Segment Start: MATERIAL TO PROCESS
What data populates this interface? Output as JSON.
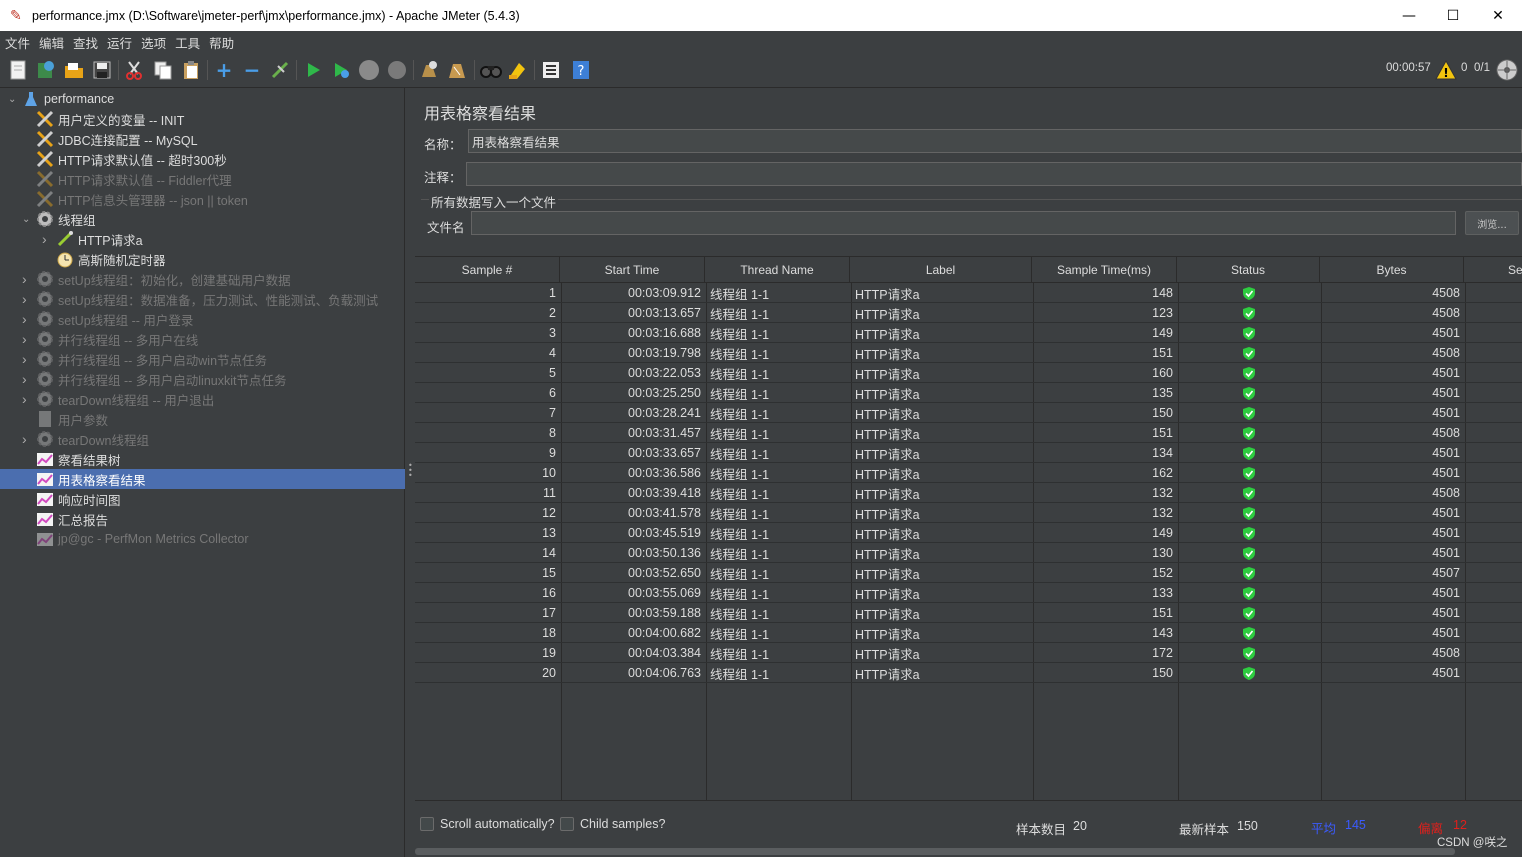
{
  "window": {
    "title": "performance.jmx (D:\\Software\\jmeter-perf\\jmx\\performance.jmx) - Apache JMeter (5.4.3)",
    "minimize": "—",
    "maximize": "☐",
    "close": "✕"
  },
  "menu": [
    "文件",
    "编辑",
    "查找",
    "运行",
    "选项",
    "工具",
    "帮助"
  ],
  "toolbar": {
    "elapsed": "00:00:57",
    "warnings": "0",
    "threads": "0/1"
  },
  "tree": {
    "root": "performance",
    "nodes": [
      {
        "label": "用户定义的变量 -- INIT",
        "icon": "wrench-icon",
        "disabled": false
      },
      {
        "label": "JDBC连接配置 -- MySQL",
        "icon": "wrench-icon",
        "disabled": false
      },
      {
        "label": "HTTP请求默认值 -- 超时300秒",
        "icon": "wrench-icon",
        "disabled": false
      },
      {
        "label": "HTTP请求默认值 -- Fiddler代理",
        "icon": "wrench-icon",
        "disabled": true
      },
      {
        "label": "HTTP信息头管理器 -- json || token",
        "icon": "wrench-icon",
        "disabled": true
      },
      {
        "label": "线程组",
        "icon": "gear-icon",
        "disabled": false
      },
      {
        "label": "HTTP请求a",
        "icon": "pipette-icon",
        "disabled": false
      },
      {
        "label": "高斯随机定时器",
        "icon": "timer-icon",
        "disabled": false
      },
      {
        "label": "setUp线程组：初始化，创建基础用户数据",
        "icon": "gear-icon",
        "disabled": true
      },
      {
        "label": "setUp线程组：数据准备，压力测试、性能测试、负载测试",
        "icon": "gear-icon",
        "disabled": true
      },
      {
        "label": "setUp线程组 -- 用户登录",
        "icon": "gear-icon",
        "disabled": true
      },
      {
        "label": "并行线程组 -- 多用户在线",
        "icon": "gear-icon",
        "disabled": true
      },
      {
        "label": "并行线程组 -- 多用户启动win节点任务",
        "icon": "gear-icon",
        "disabled": true
      },
      {
        "label": "并行线程组 -- 多用户启动linuxkit节点任务",
        "icon": "gear-icon",
        "disabled": true
      },
      {
        "label": "tearDown线程组 -- 用户退出",
        "icon": "gear-icon",
        "disabled": true
      },
      {
        "label": "用户参数",
        "icon": "params-icon",
        "disabled": true
      },
      {
        "label": "tearDown线程组",
        "icon": "gear-icon",
        "disabled": true
      },
      {
        "label": "察看结果树",
        "icon": "chart-icon",
        "disabled": false
      },
      {
        "label": "用表格察看结果",
        "icon": "chart-icon",
        "disabled": false
      },
      {
        "label": "响应时间图",
        "icon": "chart-icon",
        "disabled": false
      },
      {
        "label": "汇总报告",
        "icon": "chart-icon",
        "disabled": false
      },
      {
        "label": "jp@gc - PerfMon Metrics Collector",
        "icon": "chart-icon",
        "disabled": true
      }
    ]
  },
  "panel": {
    "title": "用表格察看结果",
    "name_label": "名称：",
    "name_value": "用表格察看结果",
    "comment_label": "注释：",
    "comment_value": "",
    "group_title": "所有数据写入一个文件",
    "file_label": "文件名",
    "file_value": "",
    "browse_label": "浏览..."
  },
  "table": {
    "columns": [
      "Sample #",
      "Start Time",
      "Thread Name",
      "Label",
      "Sample Time(ms)",
      "Status",
      "Bytes",
      "Se"
    ],
    "rows": [
      [
        "1",
        "00:03:09.912",
        "线程组 1-1",
        "HTTP请求a",
        "148",
        "4508"
      ],
      [
        "2",
        "00:03:13.657",
        "线程组 1-1",
        "HTTP请求a",
        "123",
        "4508"
      ],
      [
        "3",
        "00:03:16.688",
        "线程组 1-1",
        "HTTP请求a",
        "149",
        "4501"
      ],
      [
        "4",
        "00:03:19.798",
        "线程组 1-1",
        "HTTP请求a",
        "151",
        "4508"
      ],
      [
        "5",
        "00:03:22.053",
        "线程组 1-1",
        "HTTP请求a",
        "160",
        "4501"
      ],
      [
        "6",
        "00:03:25.250",
        "线程组 1-1",
        "HTTP请求a",
        "135",
        "4501"
      ],
      [
        "7",
        "00:03:28.241",
        "线程组 1-1",
        "HTTP请求a",
        "150",
        "4501"
      ],
      [
        "8",
        "00:03:31.457",
        "线程组 1-1",
        "HTTP请求a",
        "151",
        "4508"
      ],
      [
        "9",
        "00:03:33.657",
        "线程组 1-1",
        "HTTP请求a",
        "134",
        "4501"
      ],
      [
        "10",
        "00:03:36.586",
        "线程组 1-1",
        "HTTP请求a",
        "162",
        "4501"
      ],
      [
        "11",
        "00:03:39.418",
        "线程组 1-1",
        "HTTP请求a",
        "132",
        "4508"
      ],
      [
        "12",
        "00:03:41.578",
        "线程组 1-1",
        "HTTP请求a",
        "132",
        "4501"
      ],
      [
        "13",
        "00:03:45.519",
        "线程组 1-1",
        "HTTP请求a",
        "149",
        "4501"
      ],
      [
        "14",
        "00:03:50.136",
        "线程组 1-1",
        "HTTP请求a",
        "130",
        "4501"
      ],
      [
        "15",
        "00:03:52.650",
        "线程组 1-1",
        "HTTP请求a",
        "152",
        "4507"
      ],
      [
        "16",
        "00:03:55.069",
        "线程组 1-1",
        "HTTP请求a",
        "133",
        "4501"
      ],
      [
        "17",
        "00:03:59.188",
        "线程组 1-1",
        "HTTP请求a",
        "151",
        "4501"
      ],
      [
        "18",
        "00:04:00.682",
        "线程组 1-1",
        "HTTP请求a",
        "143",
        "4501"
      ],
      [
        "19",
        "00:04:03.384",
        "线程组 1-1",
        "HTTP请求a",
        "172",
        "4508"
      ],
      [
        "20",
        "00:04:06.763",
        "线程组 1-1",
        "HTTP请求a",
        "150",
        "4501"
      ]
    ]
  },
  "footer": {
    "scroll_label": "Scroll automatically?",
    "child_label": "Child samples?",
    "count_label": "样本数目",
    "count_value": "20",
    "latest_label": "最新样本",
    "latest_value": "150",
    "avg_label": "平均",
    "avg_value": "145",
    "dev_label": "偏离",
    "dev_value": "12"
  },
  "watermark": "CSDN @咲之",
  "colors": {
    "background": "#3c3f41",
    "selected": "#4b6eaf",
    "success": "#2ecc40",
    "avg": "#3b5bff",
    "dev": "#e0201c"
  }
}
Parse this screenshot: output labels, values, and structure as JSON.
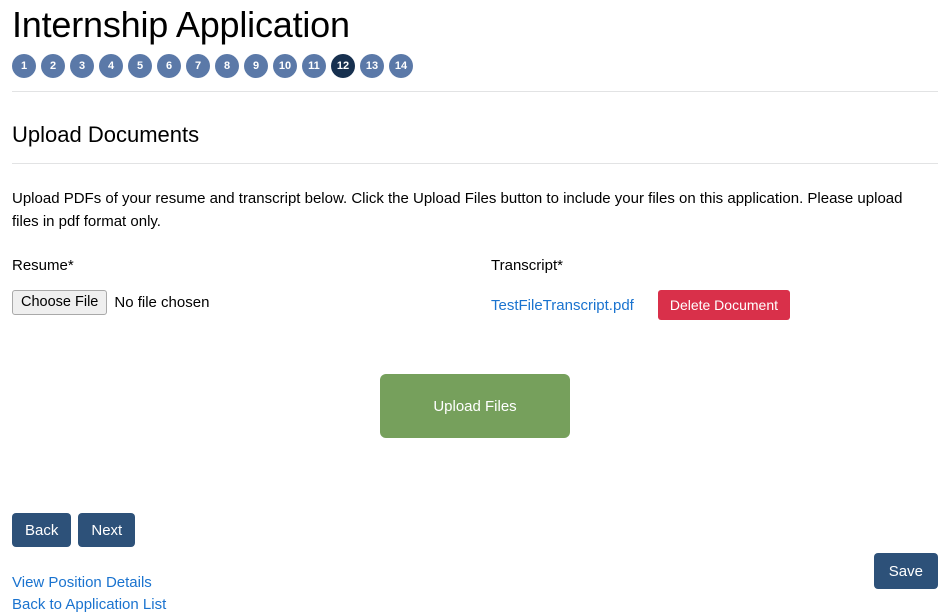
{
  "page": {
    "title": "Internship Application",
    "section_heading": "Upload Documents",
    "instructions": "Upload PDFs of your resume and transcript below. Click the Upload Files button to include your files on this application. Please upload files in pdf format only."
  },
  "colors": {
    "step_inactive": "#5b79a8",
    "step_active": "#17304f",
    "nav_button": "#2d5179",
    "upload_button": "#76a05c",
    "delete_button": "#d9304a",
    "link": "#1a73cf",
    "divider": "#e2e3e4"
  },
  "steps": {
    "items": [
      "1",
      "2",
      "3",
      "4",
      "5",
      "6",
      "7",
      "8",
      "9",
      "10",
      "11",
      "12",
      "13",
      "14"
    ],
    "active": "12"
  },
  "documents": {
    "resume": {
      "label": "Resume*",
      "choose_file_label": "Choose File",
      "file_status": "No file chosen"
    },
    "transcript": {
      "label": "Transcript*",
      "file_name": "TestFileTranscript.pdf",
      "delete_label": "Delete Document"
    }
  },
  "actions": {
    "upload_label": "Upload Files",
    "back_label": "Back",
    "next_label": "Next",
    "save_label": "Save"
  },
  "links": {
    "view_position_details": "View Position Details",
    "back_to_application_list": "Back to Application List"
  }
}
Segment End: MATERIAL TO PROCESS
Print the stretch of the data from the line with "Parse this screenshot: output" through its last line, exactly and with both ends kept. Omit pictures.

▶ **RESULT**:
Parse this screenshot: output labels, values, and structure as JSON.
{
  "page": {
    "title": "Internship Application",
    "section_heading": "Upload Documents",
    "instructions": "Upload PDFs of your resume and transcript below. Click the Upload Files button to include your files on this application. Please upload files in pdf format only."
  },
  "colors": {
    "step_inactive": "#5b79a8",
    "step_active": "#17304f",
    "nav_button": "#2d5179",
    "upload_button": "#76a05c",
    "delete_button": "#d9304a",
    "link": "#1a73cf",
    "divider": "#e2e3e4"
  },
  "steps": {
    "items": [
      "1",
      "2",
      "3",
      "4",
      "5",
      "6",
      "7",
      "8",
      "9",
      "10",
      "11",
      "12",
      "13",
      "14"
    ],
    "active": "12"
  },
  "documents": {
    "resume": {
      "label": "Resume*",
      "choose_file_label": "Choose File",
      "file_status": "No file chosen"
    },
    "transcript": {
      "label": "Transcript*",
      "file_name": "TestFileTranscript.pdf",
      "delete_label": "Delete Document"
    }
  },
  "actions": {
    "upload_label": "Upload Files",
    "back_label": "Back",
    "next_label": "Next",
    "save_label": "Save"
  },
  "links": {
    "view_position_details": "View Position Details",
    "back_to_application_list": "Back to Application List"
  }
}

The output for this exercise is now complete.